Los Angeles' first chief of police--Jacob F. Gerkins--was appointed in 1876. Since then, there have been 48, including interim chiefs. Below are a few of those who preceded Chief Daryl F. Gates, who was appointed in 1978.
EDWARD M. DAVIS
Aug. 29, 1969, to Jan. 15, 1978
One of the department's more flamboyant and outspoken leaders, Davis presided over the force during a time of sweeping social changes--changes that did not always meet his approval. For example, he said the women's liberation movement could lead to "the use of dope, stealing, thieving and killing" among children whose mothers work. One of the most memorable incidents of his tenure was the police shootout with barricaded members of the Symbionese Liberation Army in 1974. Although perhaps best known for his stinging quotes, Davis brought massive reorganization to the department, decentralizing operations in an effort to make officers more responsive to local crime problems. On the press, Davis once said, "If my whole image was developed by the Los Angeles Times, people would run me out of town on a rail and tar and feather me in the process."
Feb. 18, 1967, to May 5, 1969
Reddin's immediate concerns were crime, community relations and lack of manpower. Revamped recruiting procedures and decentralized candidate testing helped alleviate the critical personnel shortage. Civilian staffing was increased. The Police Student Worker Program began, encouraging men ages 18 to 21 to work part time for the LAPD during the school year and full time during the summer. They performed non-enforcement patrol, detective, traffic, juvenile, jail and staff functions and were encouraged to complete the examination to become officers.
WILLIAM H. PARKER
Served Aug. 9, 1950, to July 16, 1966
Parker served 16 years, the longest term of any Los Angeles police chief. The department's main headquarters in downtown Los Angeles is named in his honor. Among other things, Parker consolidated the city and county jail systems and brought more specialization to detective units.
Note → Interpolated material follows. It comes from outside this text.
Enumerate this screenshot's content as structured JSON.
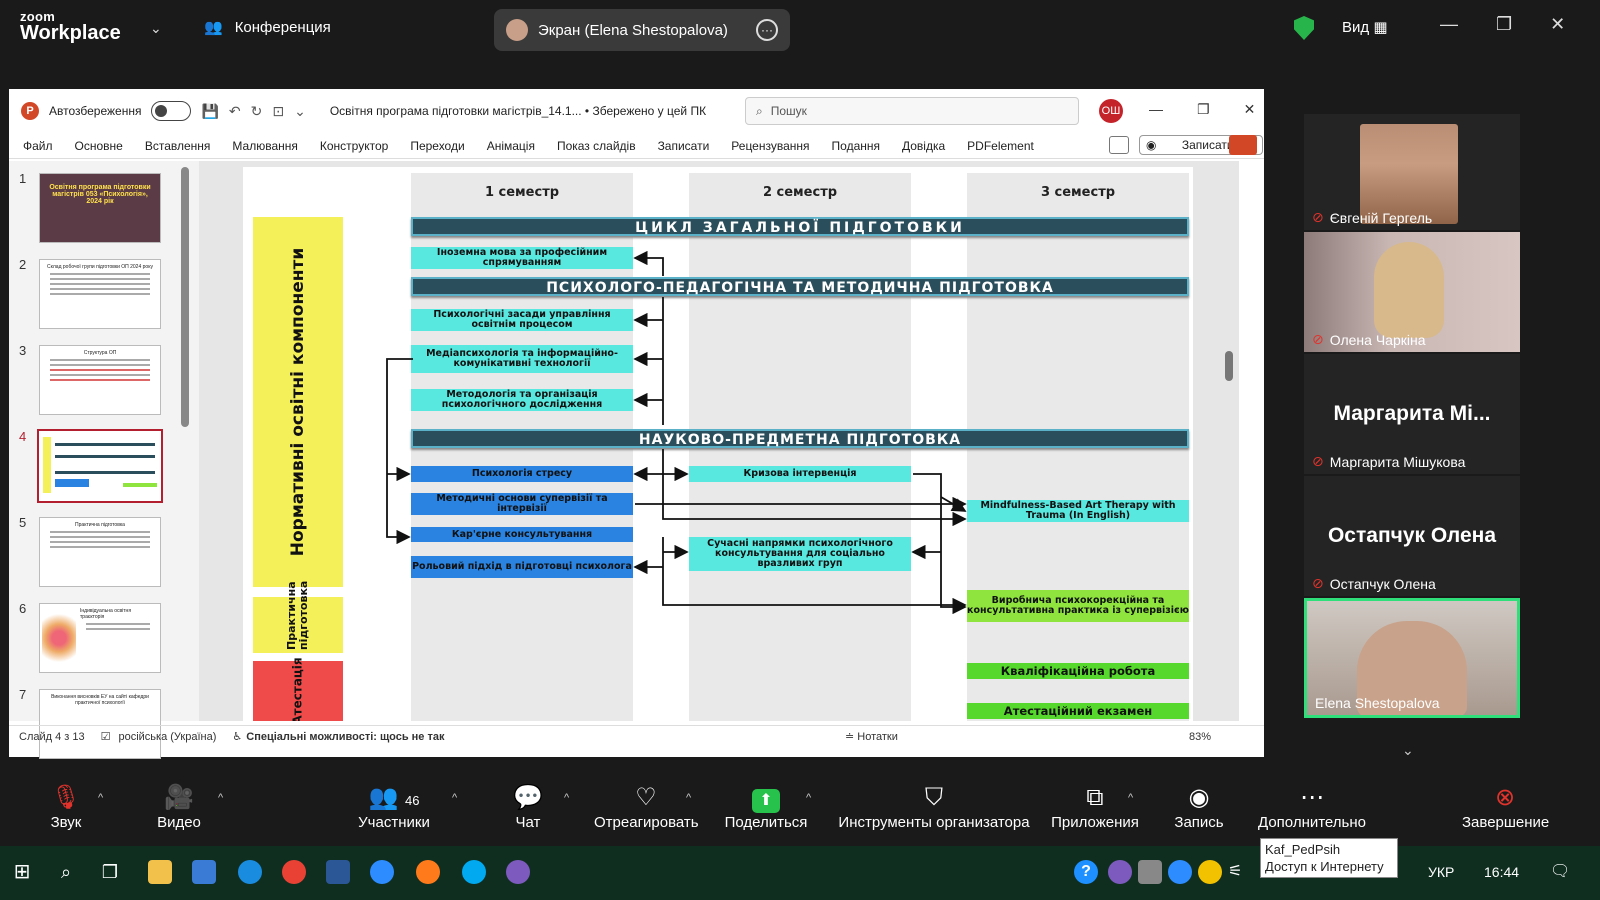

Parker was widely credited with cracking down on corruption within the LAPD, though his detractors say he encouraged brutality among his officers. The Watts riots in 1965 occurred during the tenure of Parker, who said of the uprising: "One person threw a rock, and then, like monkeys in a zoo, others started throwing rocks."
CLEMENCE B. HORRALL
June 16, 1941, to June 28, 1949
Six months into his tenure, Horrall was indicted by a grand jury, along with other top city officials, after wiretapping equipment was found in City Hall. The charges were soon dismissed when the trial judge discovered a penal code section permitting use of Dictographs by police officers. Horrall's time in office included such events as the zoot suit riots in East Los Angeles in 1942 and the still unsolved "Black Dahlia" murder of 22-year-old Elizabeth Short in 1947.
ARTHUR H. HOHMANN
June 24, 1939, to June 5, 1941
Hohmann came into the chief's office with an unblemished record, no political friends and a strict set of moral principles. He resigned after two years, in part because of the North American Aviation labor strike and riot. Before the strike, the department had been openly allied with business and management in labor disputes, but Hohmann resented the use of police to break strikes. North American Aviation management expected the police to break up and disperse the strikers but Hohmann ordered officers not to intervene. Finally, when disorder occurred, the 15th U.S. Infantry stepped in and a riot followed. Newspapers, particularly The Times, condemned the department. This, plus the death of his son in an accident, prompted Hohmann to resign.
SOURCES: "From Posses to Professionals--A History of the Los Angeles Police Department" by Arthur W. Sjoquist; "Los Angeles Police Department 1869-1984" published by the Los Angeles Police Revolver and Athletic Club, and articles from The TimesCompiled by researcher Tracy Thomas